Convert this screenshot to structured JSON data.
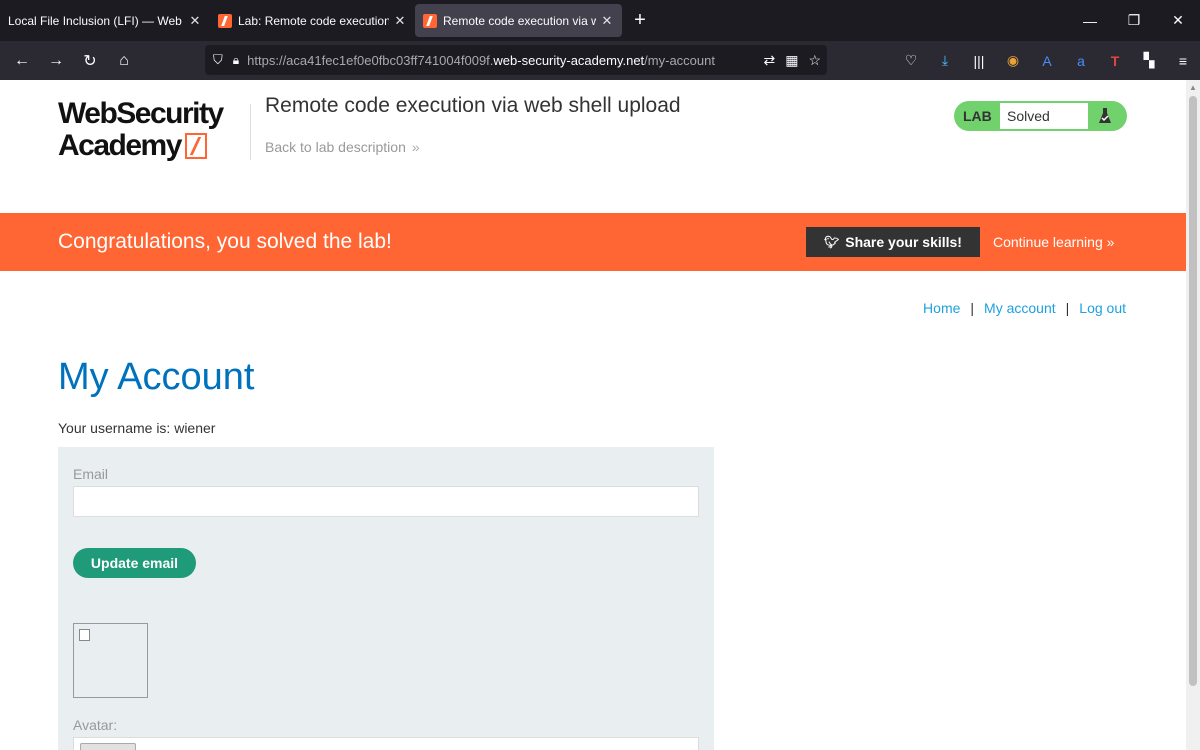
{
  "browser": {
    "tabs": [
      {
        "title": "Local File Inclusion (LFI) — Web App",
        "active": false,
        "favicon": false
      },
      {
        "title": "Lab: Remote code execution via",
        "active": false,
        "favicon": true
      },
      {
        "title": "Remote code execution via web",
        "active": true,
        "favicon": true
      }
    ],
    "url_prefix": "https://aca41fec1ef0e0fbc03ff741004f009f.",
    "url_domain": "web-security-academy.net",
    "url_path": "/my-account"
  },
  "header": {
    "logo_line1": "WebSecurity",
    "logo_line2": "Academy",
    "lab_title": "Remote code execution via web shell upload",
    "back_link": "Back to lab description",
    "lab_tag": "LAB",
    "lab_status": "Solved"
  },
  "banner": {
    "message": "Congratulations, you solved the lab!",
    "share": "Share your skills!",
    "continue": "Continue learning"
  },
  "nav": {
    "home": "Home",
    "sep": "|",
    "account": "My account",
    "logout": "Log out"
  },
  "account": {
    "title": "My Account",
    "username_line": "Your username is: wiener",
    "email_label": "Email",
    "email_value": "",
    "update_button": "Update email",
    "avatar_label": "Avatar:"
  },
  "colors": {
    "accent": "#ff6633",
    "link": "#1ea1e0",
    "heading": "#0071bc",
    "solved": "#70d16d",
    "button": "#1f9b7a"
  }
}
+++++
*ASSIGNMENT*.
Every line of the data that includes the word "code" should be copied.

*TASK RESULT*.
        "title": "Lab: Remote code execution via",
        "title": "Remote code execution via web",
    "lab_title": "Remote code execution via web shell upload",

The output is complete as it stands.